▸ **EXERCISE DESCRIPTION**
Copy every record word for word. Pictures are not part of the copy.
START INPUT FOR THIS TASK
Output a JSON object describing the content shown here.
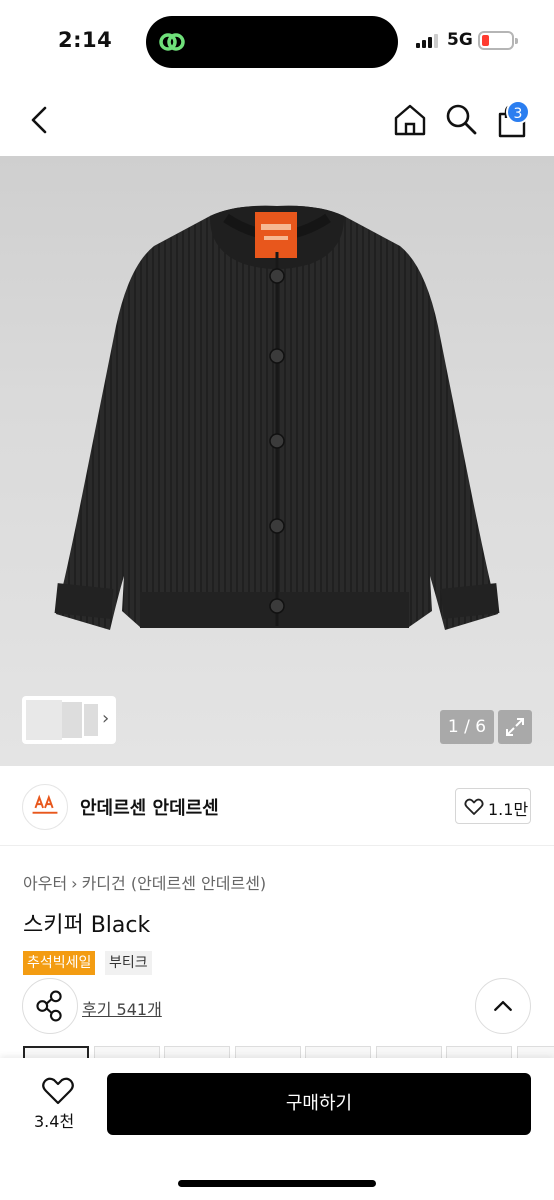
{
  "status": {
    "time": "2:14",
    "network": "5G"
  },
  "nav": {
    "cart_count": "3"
  },
  "gallery": {
    "counter": "1 / 6",
    "thumb_arrow": "›"
  },
  "brand": {
    "name": "안데르센 안데르센",
    "likes": "1.1만"
  },
  "product": {
    "breadcrumb": [
      "아우터",
      "카디건 (안데르센 안데르센)"
    ],
    "breadcrumb_sep": "›",
    "title": "스키퍼 Black",
    "tags": [
      "추석빅세일",
      "부티크"
    ],
    "review_link": "후기 541개"
  },
  "bottom": {
    "wish_count": "3.4천",
    "buy_label": "구매하기"
  },
  "colors": {
    "accent": "#f39c12",
    "badge": "#2b7ef0",
    "buy": "#000000"
  }
}
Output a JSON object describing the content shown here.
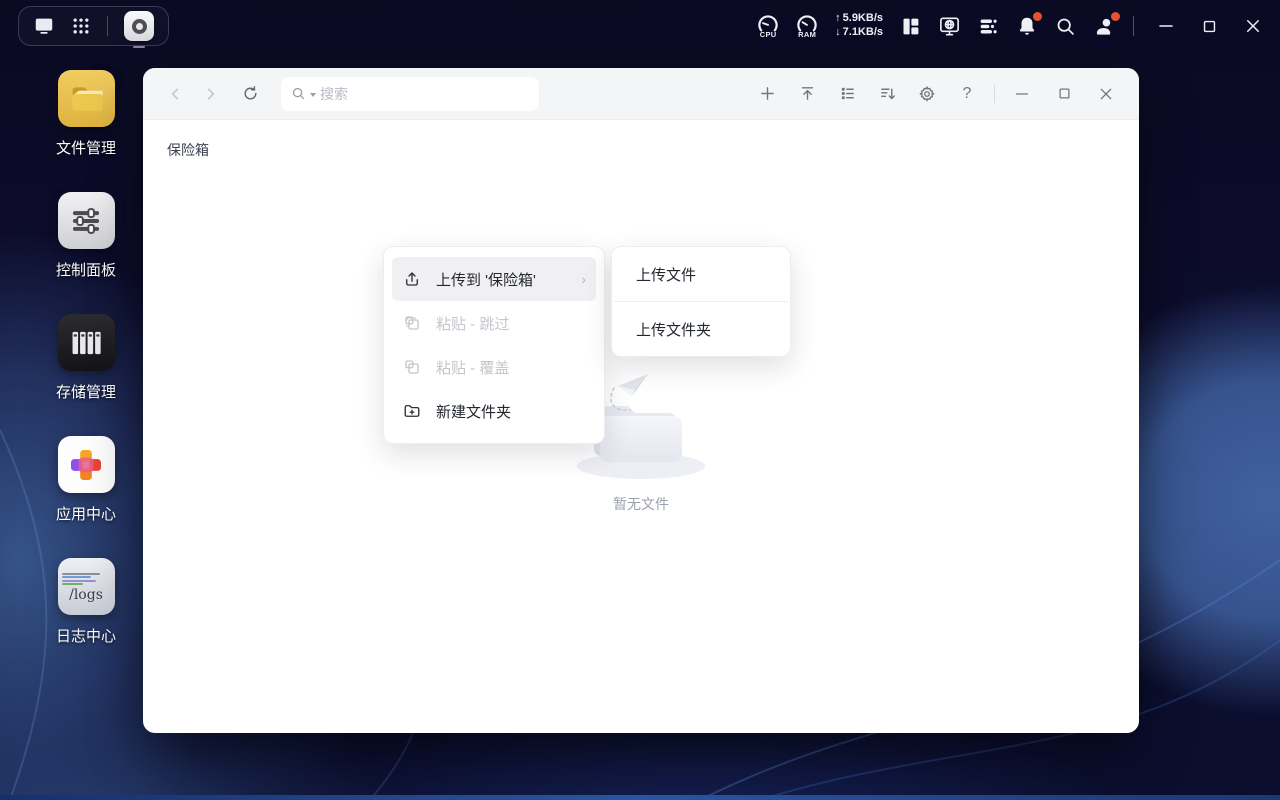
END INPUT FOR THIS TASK
▸ **TASK OUTPUT**
Output a JSON object describing the content shown here.
{
  "status": {
    "time": "2:14",
    "network": "5G"
  },
  "nav": {
    "cart_count": "3"
  },
  "gallery": {
    "counter": "1 / 6",
    "thumb_arrow": "›"
  },
  "brand": {
    "name": "안데르센 안데르센",
    "likes": "1.1만"
  },
  "product": {
    "breadcrumb": [
      "아우터",
      "카디건 (안데르센 안데르센)"
    ],
    "breadcrumb_sep": "›",
    "title": "스키퍼 Black",
    "tags": [
      "추석빅세일",
      "부티크"
    ],
    "review_link": "후기 541개"
  },
  "bottom": {
    "wish_count": "3.4천",
    "buy_label": "구매하기"
  },
  "colors": {
    "accent": "#f39c12",
    "badge": "#2b7ef0",
    "buy": "#000000"
  }
}
Output a JSON object describing the content shown here.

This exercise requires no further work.